# [EXERCISE]
The lines to be copied are those below that contain "Numéro".

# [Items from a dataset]
◆ ◆ ◆

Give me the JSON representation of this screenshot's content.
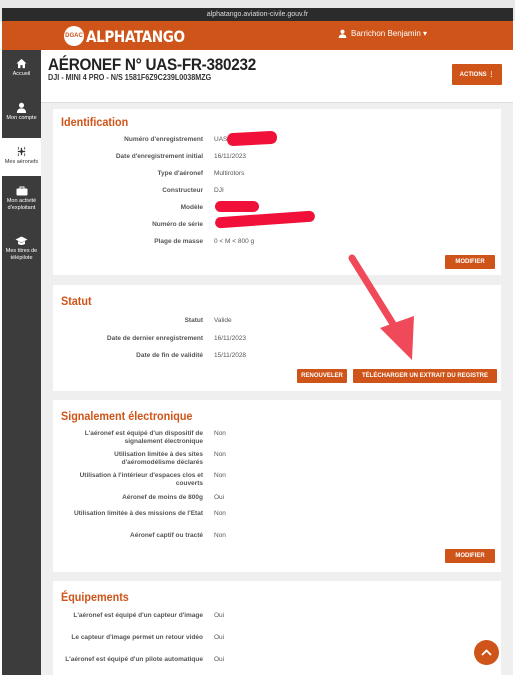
{
  "browser": {
    "url": "alphatango.aviation-civile.gouv.fr"
  },
  "app": {
    "logo_badge": "DGAC",
    "logo_text": "ALPHATANGO",
    "user_name": "Barrichon Benjamin ▾"
  },
  "sidebar": {
    "items": [
      {
        "label": "Accueil",
        "icon": "home-icon"
      },
      {
        "label": "Mon compte",
        "icon": "user-icon"
      },
      {
        "label": "Mes aéronefs",
        "icon": "drone-icon"
      },
      {
        "label": "Mon activité d'exploitant",
        "icon": "briefcase-icon"
      },
      {
        "label": "Mes titres de télépilote",
        "icon": "graduation-cap-icon"
      }
    ]
  },
  "header": {
    "title": "AÉRONEF N° UAS-FR-380232",
    "subtitle": "DJI - MINI 4 PRO - N/S 1581F6Z9C239L0038MZG",
    "actions_label": "ACTIONS ⋮"
  },
  "identification": {
    "title": "Identification",
    "rows": [
      {
        "label": "Numéro d'enregistrement",
        "value": "UAS-F"
      },
      {
        "label": "Date d'enregistrement initial",
        "value": "16/11/2023"
      },
      {
        "label": "Type d'aéronef",
        "value": "Multirotors"
      },
      {
        "label": "Constructeur",
        "value": "DJI"
      },
      {
        "label": "Modèle",
        "value": "o"
      },
      {
        "label": "Numéro de série",
        "value": ""
      },
      {
        "label": "Plage de masse",
        "value": "0 < M < 800 g"
      }
    ],
    "modify_label": "MODIFIER"
  },
  "statut": {
    "title": "Statut",
    "rows": [
      {
        "label": "Statut",
        "value": "Valide"
      },
      {
        "label": "Date de dernier enregistrement",
        "value": "16/11/2023"
      },
      {
        "label": "Date de fin de validité",
        "value": "15/11/2028"
      }
    ],
    "renew_label": "RENOUVELER",
    "download_label": "TÉLÉCHARGER UN EXTRAIT DU REGISTRE"
  },
  "signalement": {
    "title": "Signalement électronique",
    "rows": [
      {
        "label": "L'aéronef est équipé d'un dispositif de signalement électronique",
        "value": "Non"
      },
      {
        "label": "Utilisation limitée à des sites d'aéromodélisme déclarés",
        "value": "Non"
      },
      {
        "label": "Utilisation à l'intérieur d'espaces clos et couverts",
        "value": "Non"
      },
      {
        "label": "Aéronef de moins de 800g",
        "value": "Oui"
      },
      {
        "label": "Utilisation limitée à des missions de l'Etat",
        "value": "Non"
      },
      {
        "label": "Aéronef captif ou tracté",
        "value": "Non"
      }
    ],
    "modify_label": "MODIFIER"
  },
  "equipements": {
    "title": "Équipements",
    "rows": [
      {
        "label": "L'aéronef est équipé d'un capteur d'image",
        "value": "Oui"
      },
      {
        "label": "Le capteur d'image permet un retour vidéo",
        "value": "Oui"
      },
      {
        "label": "L'aéronef est équipé d'un pilote automatique",
        "value": "Oui"
      }
    ]
  },
  "colors": {
    "brand": "#cf5419",
    "sidebar": "#3c3c3c",
    "annotation_arrow": "#f04a5a",
    "redaction": "#f0103a"
  }
}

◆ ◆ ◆

# [RESPONSE BELOW]
        "label": "Numéro d'enregistrement",
        "label": "Numéro de série",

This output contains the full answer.